As the Egyptian authorities continue relentlessly to pump water from the Mediterranean sea across the Rafah border in the southern Gaza strip, the affected terrain is beginning to change. The Hamas-affiliated Shehab news agency reported on Tuesday that the pumping has been causing landslides of the sandy soil across a wide span. Large sinkholes have begun to form along the border area, creating hazards for the locals.
This week, national security and civil defense forces were rushed to the sites of new sink holes, to protect citizens from the risk of collapse. Sources in the Gaza Strip are worried that the continued Egyptian action, intended to discourage Gazan smugglers from returning to their tunnels, will cause the erosion of vast areas and even the collapse of buildings.
In October, 2014, the Egyptian army created a wide buffer zone in the town of Rafah, demolishing thousands of homes along the border with the Gaza Strip. Authorities said the move was aimed at preventing the infiltration of jihadists and arms smugglers through tunnels that run under the border. Pumping the tunnels with sea water has been a cheap and reliable method for the Egyptians to keep hostile Islamists from entering the Sinai from Gaza.
Last Wednesday, Egypt’s President Abdel-Fattah El-Sisi announced that a state of emergency has been extended for another three months in parts of North Sinai, including the area near the Gaza Strip border. The northern part of the Sinai Peninsula has been the focal point of an Islamist insurgency that continues to hound the new Egyptian regime.

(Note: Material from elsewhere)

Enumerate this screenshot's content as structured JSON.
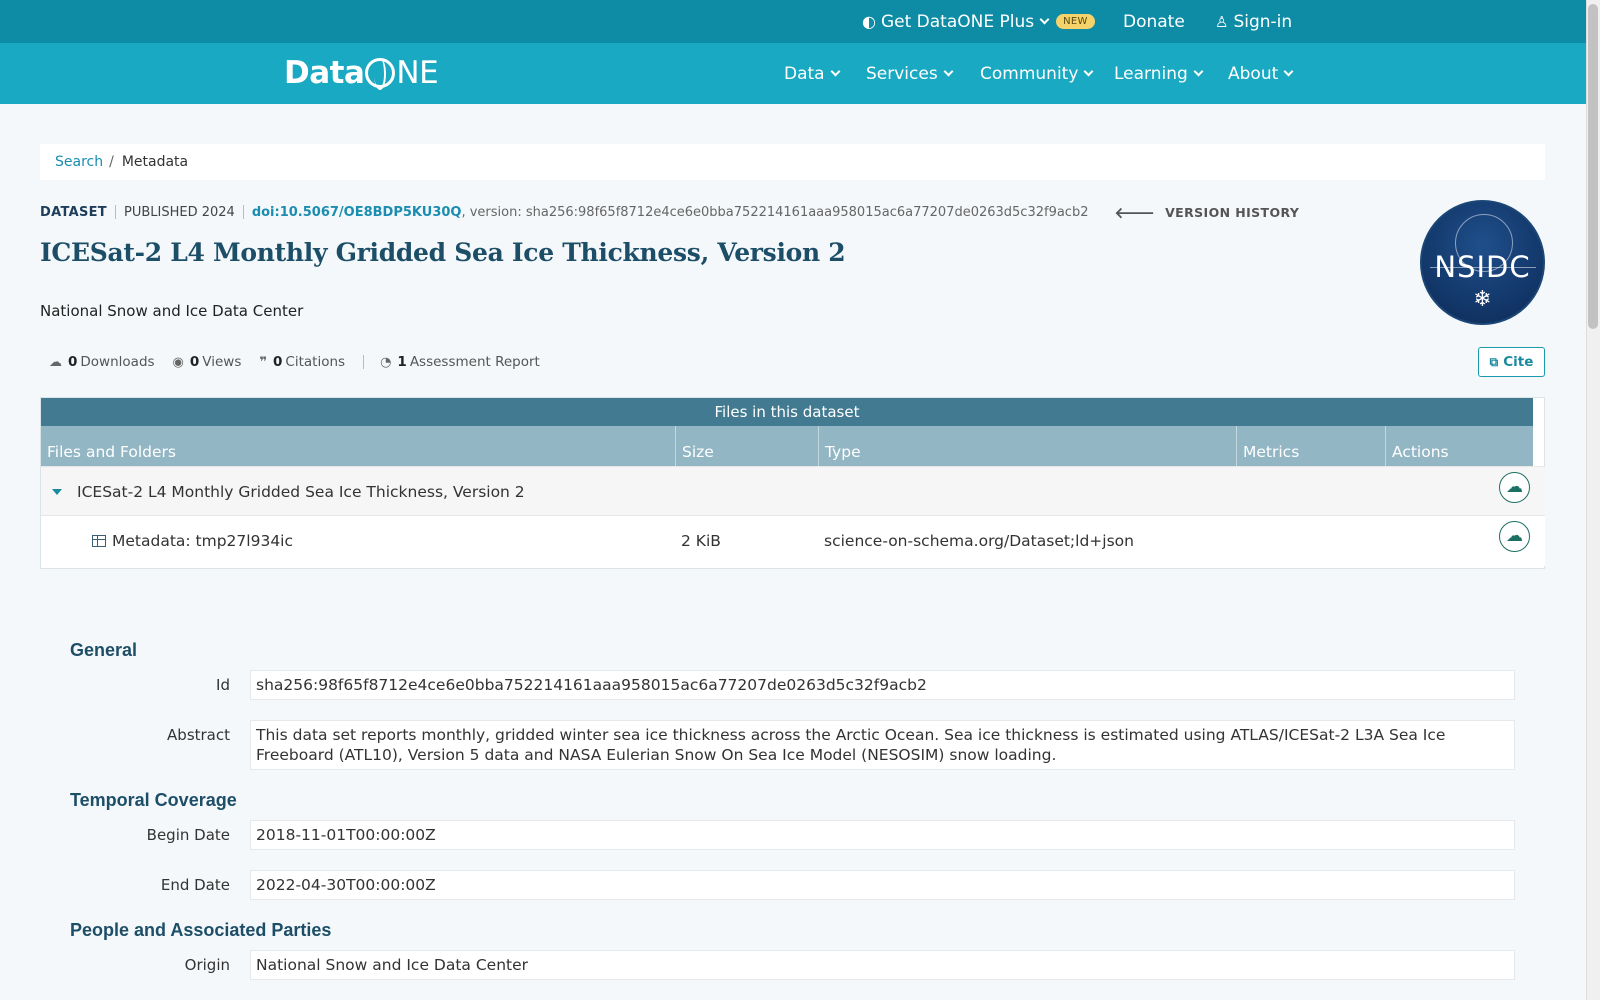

On Saturday, Octiber 24, three police officers were killed and eight injured, when a roadside bomb targeting their armored vehicle detonated in Al-Arish, south west of Gaza. Islamist terrorists on a motorcycle shot dead the parliamentary candidate of the Salafist Nour party on the same day.